AIM OF THE EXERCISE: Your reply should be the following data, copied exactly.

DATA TO EXAMINE:

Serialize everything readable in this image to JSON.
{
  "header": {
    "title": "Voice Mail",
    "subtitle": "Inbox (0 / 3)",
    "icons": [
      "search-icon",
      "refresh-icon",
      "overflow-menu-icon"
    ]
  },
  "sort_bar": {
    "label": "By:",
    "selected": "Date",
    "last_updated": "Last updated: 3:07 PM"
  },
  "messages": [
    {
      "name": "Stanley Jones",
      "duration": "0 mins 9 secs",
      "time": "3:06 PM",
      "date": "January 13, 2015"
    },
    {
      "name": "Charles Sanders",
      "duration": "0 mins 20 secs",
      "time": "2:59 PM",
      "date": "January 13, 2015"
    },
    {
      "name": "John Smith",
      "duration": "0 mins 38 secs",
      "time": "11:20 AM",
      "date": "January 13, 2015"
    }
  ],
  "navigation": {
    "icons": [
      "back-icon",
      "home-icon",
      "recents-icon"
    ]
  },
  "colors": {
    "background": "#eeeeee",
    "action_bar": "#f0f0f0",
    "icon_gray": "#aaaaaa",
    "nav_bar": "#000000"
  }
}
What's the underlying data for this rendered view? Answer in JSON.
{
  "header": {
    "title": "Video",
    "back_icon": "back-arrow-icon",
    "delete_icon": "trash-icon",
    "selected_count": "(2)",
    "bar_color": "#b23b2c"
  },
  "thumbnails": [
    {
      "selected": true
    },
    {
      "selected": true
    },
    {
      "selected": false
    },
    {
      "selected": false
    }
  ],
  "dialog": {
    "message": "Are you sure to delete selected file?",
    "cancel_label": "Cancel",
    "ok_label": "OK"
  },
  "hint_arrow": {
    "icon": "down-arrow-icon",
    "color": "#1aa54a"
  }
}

RESPONSE TO THIS TASK:
Serialize everything readable in this image to JSON.
{
  "header": {
    "title": "Voice Mail",
    "subtitle": "Inbox (0 / 3)",
    "icons": [
      "search-icon",
      "refresh-icon",
      "overflow-menu-icon"
    ]
  },
  "sort_bar": {
    "label": "By:",
    "selected": "Date",
    "last_updated": "Last updated: 3:07 PM"
  },
  "messages": [
    {
      "name": "Stanley Jones",
      "duration": "0 mins 9 secs",
      "time": "3:06 PM",
      "date": "January 13, 2015"
    },
    {
      "name": "Charles Sanders",
      "duration": "0 mins 20 secs",
      "time": "2:59 PM",
      "date": "January 13, 2015"
    },
    {
      "name": "John Smith",
      "duration": "0 mins 38 secs",
      "time": "11:20 AM",
      "date": "January 13, 2015"
    }
  ],
  "navigation": {
    "icons": [
      "back-icon",
      "home-icon",
      "recents-icon"
    ]
  },
  "colors": {
    "background": "#eeeeee",
    "action_bar": "#f0f0f0",
    "icon_gray": "#aaaaaa",
    "nav_bar": "#000000"
  }
}
What's the underlying data for this rendered view? Answer in JSON.
{
  "header": {
    "title": "Video",
    "back_icon": "back-arrow-icon",
    "delete_icon": "trash-icon",
    "selected_count": "(2)",
    "bar_color": "#b23b2c"
  },
  "thumbnails": [
    {
      "selected": true
    },
    {
      "selected": true
    },
    {
      "selected": false
    },
    {
      "selected": false
    }
  ],
  "dialog": {
    "message": "Are you sure to delete selected file?",
    "cancel_label": "Cancel",
    "ok_label": "OK"
  },
  "hint_arrow": {
    "icon": "down-arrow-icon",
    "color": "#1aa54a"
  }
}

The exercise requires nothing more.